George William Bell’s work stands on the fine line between fine art, craft and design with material investigation and innovation at its core. His personal artistic exploration has entered a paradoxical paradigm in which craftsmanship and artistic intent work in collaboration with the possibilities inherent in self governing form. Exploring autonomous, self-generative aesthetics, material possibilities come into being which hold the power of tactical form in flux. G.William Bell’s work looks to the future of the handmade object, a future in which boundaries are blurred, and ingrained belief systems are challenged. Bell’s work has been exhibited widely, featuring in several high profile international exhibitions including New Glass Now, at Corning Museum of Glass (New York), The European Award for Applied Arts (Mons, Belgium) as well as Glass is Tomorrows touring exhibition (Stockholm, Milan, London) amongst others. He has received awards from Danske Kunsthåndværkere & Designere, Ung Svensk Form, and the Stanislav Libensky Award.
Mette Bentzen & Lasse Kristensen
Furniture makers Egeværk are currently challenging status quo in the world of Danish fine furniture. Rounded by the most exquisite traditions of this proud and renowned industry, Egeværk offers a new and uncompromising take on creating next generation furniture. Or is their take actually an old one?
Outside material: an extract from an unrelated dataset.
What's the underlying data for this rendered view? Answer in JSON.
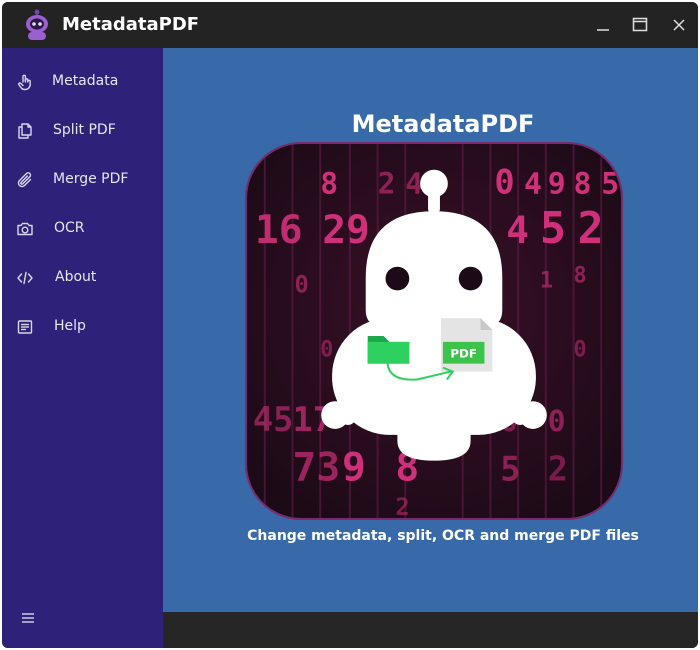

The fact of the matter is that Egeværk owners Mette Bentzen and Lasse Kristensen draw on craft traditions dating back to the time of their great-grandparents; while at the same time offering a breath of fresh air to their industry. An industry that for decades has idolized the designer and somewhat neglected the true craftsmanship. Egeværk is all about the opposite; no compromises apply in the process of manufacturing and the beauty and longevity of the furniture are created in an almost spiritual devotion to the finest wood work.
All Egeværk pieces are meticulously crafted at the Egeværk workshop in Elsinore (Helsingør) – an old industrial town on the north coast of Zealand – and here a certain workshop spirit is cultivated. All Egeværk furniture makers are trained from scratch in the workshop to meet til staggering quality demands of Mette Bentzen and Lasse Kristensen. Both Mette and Lasse are award-winning furniture makers trained in the most esteemed workshops of Copenhagen, and they continue to push the envelope when developing their designs and craft. Modest by nature and always absorbed in his work, it is only Lasse’s T-shirts that occasionally give him away; he is a Danish as well as a Nordic champion in cabinetmaking, and has even defended the Danish colours in the world championship.
The word ‘compromise’ is nowhere to be found in the Egeværk dictionary!